    Chinese merchants are reporting a surge in exports of sports equipment to France as the 2024 Summer Games approach.
    Apr 09, 2024#sports#business

    The opening ceremony of Paris 2024 isn’t due to take place for another three months. But in China’s manufacturing hubs, “Olympic fever” has already struck.

    Merchants in Yiwu — a city in eastern China famous for its massive wholesale goods markets — are reporting a surge in orders from France, with local factories rushing to churn out everything from tricolored inflatable thunder sticks to novelty Eiffel Tower ornaments.

    According to domestic media reports, vendors in Yiwu have seen a “significant increase” in demand ahead of the Olympics. Many factories in the region will need to maintain full production through May or even June to fulfill the orders.

    Yiwu’s exports of sports equipment surged to 1.7 billion yuan ($235 million) during the first two months of 2024, a 70.5% increase compared with the same period last year, according to local customs data. Exports to France were up 42.1% year over year.

    Data from e-commerce giant Alibaba also showed a jump in exports of sports equipment to France in March, with popular items including tennis attire, custom sportswear, training helmets, and golf bags.

    The fact that Paris Olympic merchandise is overwhelmingly being made in China hasn’t gone unnoticed in France. In late 2022, the Paris Olympic Committee revealed that only 8% of the official Olympic mascot toys would be manufactured domestically, sparking domestic backlash. A government spokesperson explained that most of the production had to be outsourced to China due to a “structural problem” with France’s manufacturing sector, which isn’t capable of making 2 million stuffed toys at short notice.

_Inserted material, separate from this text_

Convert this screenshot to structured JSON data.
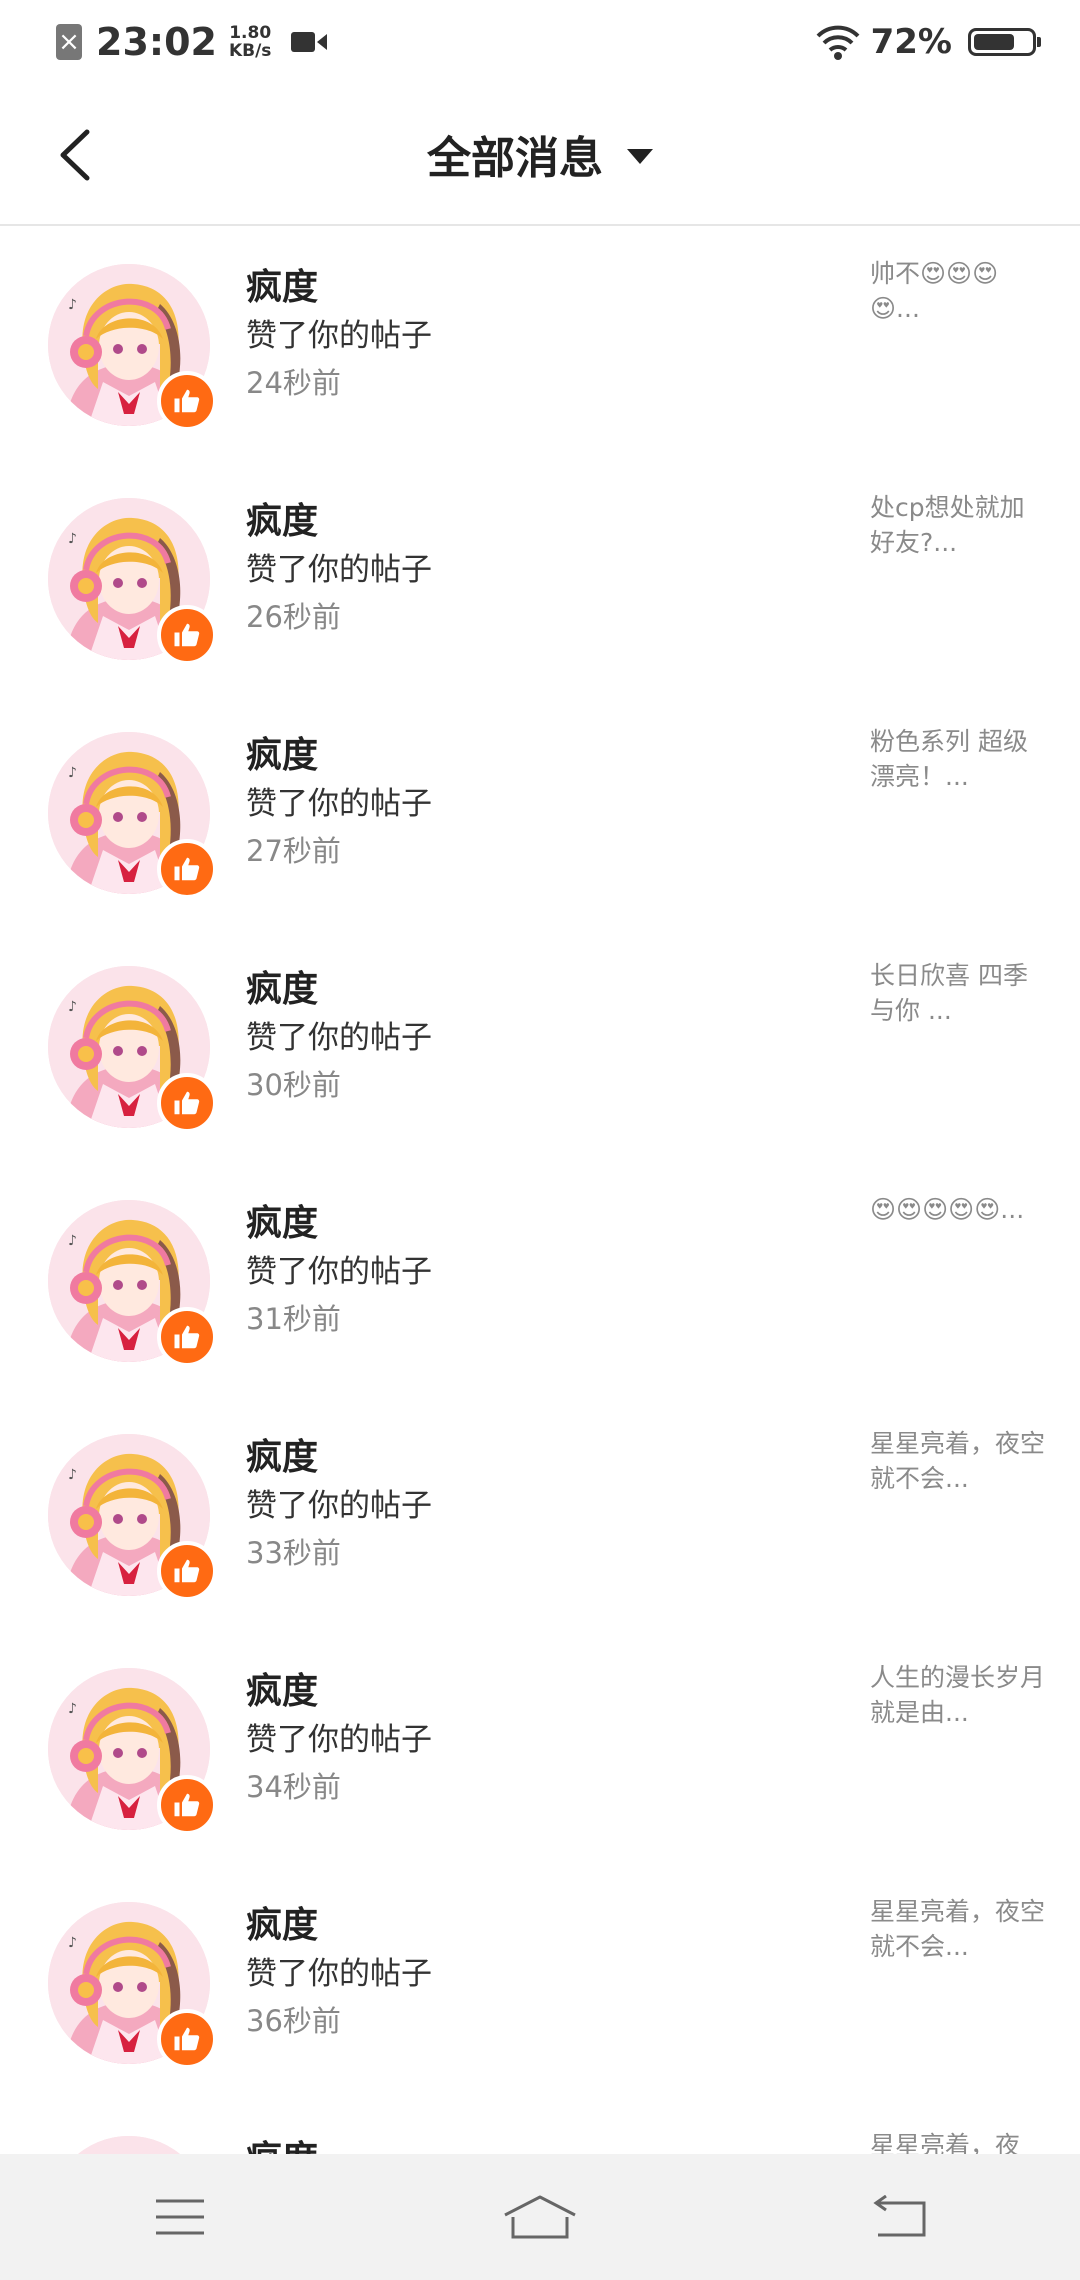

    In Yiwu, the Olympic rush has provided a welcome shot in the arm for local businesses. Ye Demo, an exporter of trophies and medals, told local media that the Olympics had provided a boost in contracts, with factory orders expected to peak in May and June.

    Another trader, Zhou Jian, said that she was able to make far better profits on Olympic-branded merchandise. For example, table tennis balls typically sell on the wholesale market for just 0.6 yuan per piece, but balls for Paris 2024 are selling for over 6 yuan per piece, she said.

    Merchants in Yiwu added that the Olympics provides opportunities beyond simply supplying sports merchandise. With the Games expected to stimulate the European tourism industry, local businesses are working to expand their customer bases. In their experience, once a new client places an order, there is a high chance they will place more orders further down the line.

    (Header image: Overseas buyers purchase sports products in Yiwu, Zhejiang province, 2024. VCG)